# What you need to do
Check every line of the entries below for "Product", and copy the lines that have it.
== Source records ==
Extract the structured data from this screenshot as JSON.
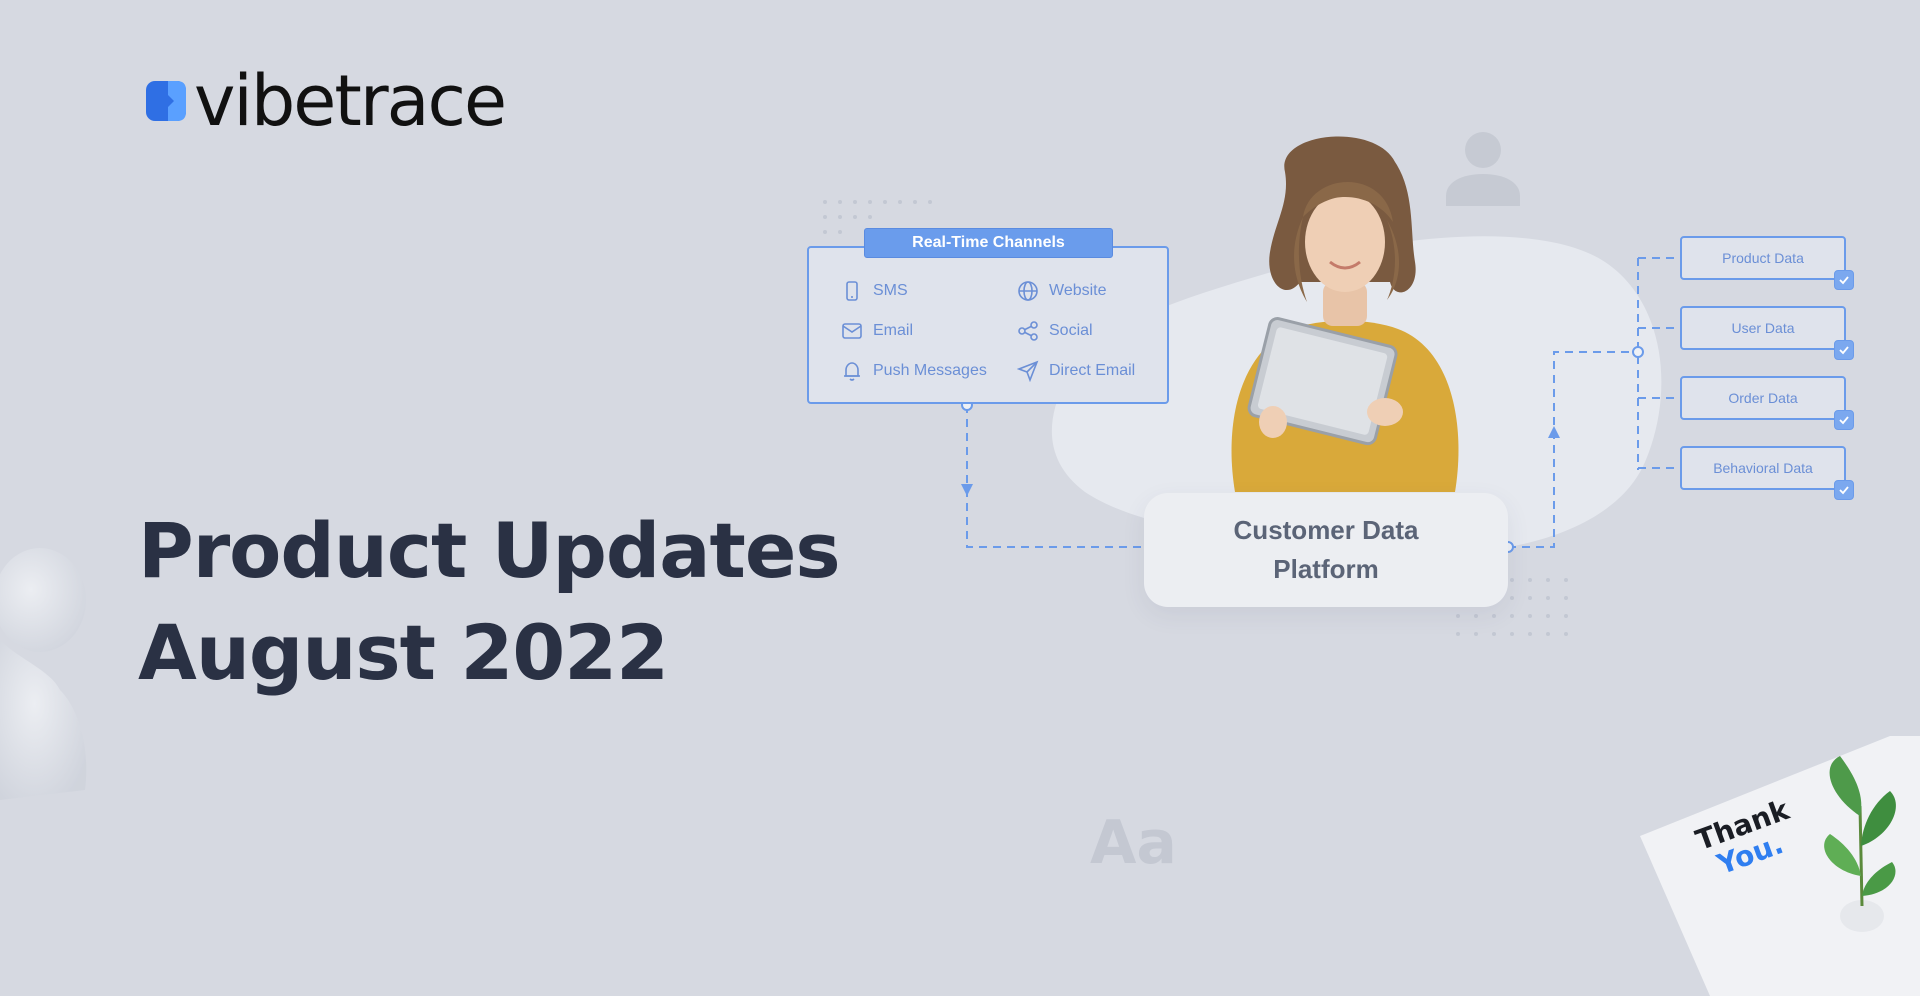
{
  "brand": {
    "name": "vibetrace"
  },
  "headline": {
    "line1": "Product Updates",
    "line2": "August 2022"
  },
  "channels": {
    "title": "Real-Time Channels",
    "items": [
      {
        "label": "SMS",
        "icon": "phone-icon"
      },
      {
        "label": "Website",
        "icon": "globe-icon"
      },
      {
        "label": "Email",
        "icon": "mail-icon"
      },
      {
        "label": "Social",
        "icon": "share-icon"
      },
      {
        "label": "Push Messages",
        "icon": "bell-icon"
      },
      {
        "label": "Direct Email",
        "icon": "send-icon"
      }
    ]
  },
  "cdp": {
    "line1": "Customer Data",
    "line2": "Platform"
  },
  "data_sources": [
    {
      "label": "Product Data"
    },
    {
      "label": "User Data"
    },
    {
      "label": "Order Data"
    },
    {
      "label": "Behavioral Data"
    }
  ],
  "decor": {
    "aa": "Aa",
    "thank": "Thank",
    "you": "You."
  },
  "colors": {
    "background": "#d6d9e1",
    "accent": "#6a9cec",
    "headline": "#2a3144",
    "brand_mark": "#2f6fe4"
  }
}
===
# Result
    "line1": "Product Updates",
      "label": "Product Data"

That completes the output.